### Exercise details
Retype each entry exactly.

··· Source material

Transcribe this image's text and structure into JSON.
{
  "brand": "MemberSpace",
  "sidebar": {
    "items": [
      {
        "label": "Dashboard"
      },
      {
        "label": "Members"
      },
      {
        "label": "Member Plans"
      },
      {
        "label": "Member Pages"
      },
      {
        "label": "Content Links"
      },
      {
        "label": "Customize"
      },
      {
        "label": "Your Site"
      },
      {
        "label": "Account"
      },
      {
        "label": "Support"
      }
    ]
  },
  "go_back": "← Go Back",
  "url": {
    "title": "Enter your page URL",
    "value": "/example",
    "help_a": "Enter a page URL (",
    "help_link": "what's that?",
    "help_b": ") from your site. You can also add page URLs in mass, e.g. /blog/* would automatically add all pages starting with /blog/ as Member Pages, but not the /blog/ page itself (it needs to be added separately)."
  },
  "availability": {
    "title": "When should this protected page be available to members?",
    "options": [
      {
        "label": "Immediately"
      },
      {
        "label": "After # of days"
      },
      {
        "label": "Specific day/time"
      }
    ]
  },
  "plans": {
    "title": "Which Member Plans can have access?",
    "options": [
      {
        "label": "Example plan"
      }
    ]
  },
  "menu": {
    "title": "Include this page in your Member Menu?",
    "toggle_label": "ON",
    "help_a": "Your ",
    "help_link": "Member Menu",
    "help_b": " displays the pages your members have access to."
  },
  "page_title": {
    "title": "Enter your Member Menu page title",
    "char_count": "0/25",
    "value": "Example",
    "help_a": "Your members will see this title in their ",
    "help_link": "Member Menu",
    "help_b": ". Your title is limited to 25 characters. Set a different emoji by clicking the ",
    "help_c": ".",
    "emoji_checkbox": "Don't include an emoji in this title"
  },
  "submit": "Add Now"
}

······

### Written answer
Transcribe this image's text and structure into JSON.
{
  "brand": "MemberSpace",
  "sidebar": {
    "items": [
      {
        "label": "Dashboard"
      },
      {
        "label": "Members"
      },
      {
        "label": "Member Plans"
      },
      {
        "label": "Member Pages"
      },
      {
        "label": "Content Links"
      },
      {
        "label": "Customize"
      },
      {
        "label": "Your Site"
      },
      {
        "label": "Account"
      },
      {
        "label": "Support"
      }
    ]
  },
  "go_back": "← Go Back",
  "url": {
    "title": "Enter your page URL",
    "value": "/example",
    "help_a": "Enter a page URL (",
    "help_link": "what's that?",
    "help_b": ") from your site. You can also add page URLs in mass, e.g. /blog/* would automatically add all pages starting with /blog/ as Member Pages, but not the /blog/ page itself (it needs to be added separately)."
  },
  "availability": {
    "title": "When should this protected page be available to members?",
    "options": [
      {
        "label": "Immediately"
      },
      {
        "label": "After # of days"
      },
      {
        "label": "Specific day/time"
      }
    ]
  },
  "plans": {
    "title": "Which Member Plans can have access?",
    "options": [
      {
        "label": "Example plan"
      }
    ]
  },
  "menu": {
    "title": "Include this page in your Member Menu?",
    "toggle_label": "ON",
    "help_a": "Your ",
    "help_link": "Member Menu",
    "help_b": " displays the pages your members have access to."
  },
  "page_title": {
    "title": "Enter your Member Menu page title",
    "char_count": "0/25",
    "value": "Example",
    "help_a": "Your members will see this title in their ",
    "help_link": "Member Menu",
    "help_b": ". Your title is limited to 25 characters. Set a different emoji by clicking the ",
    "help_c": ".",
    "emoji_checkbox": "Don't include an emoji in this title"
  },
  "submit": "Add Now"
}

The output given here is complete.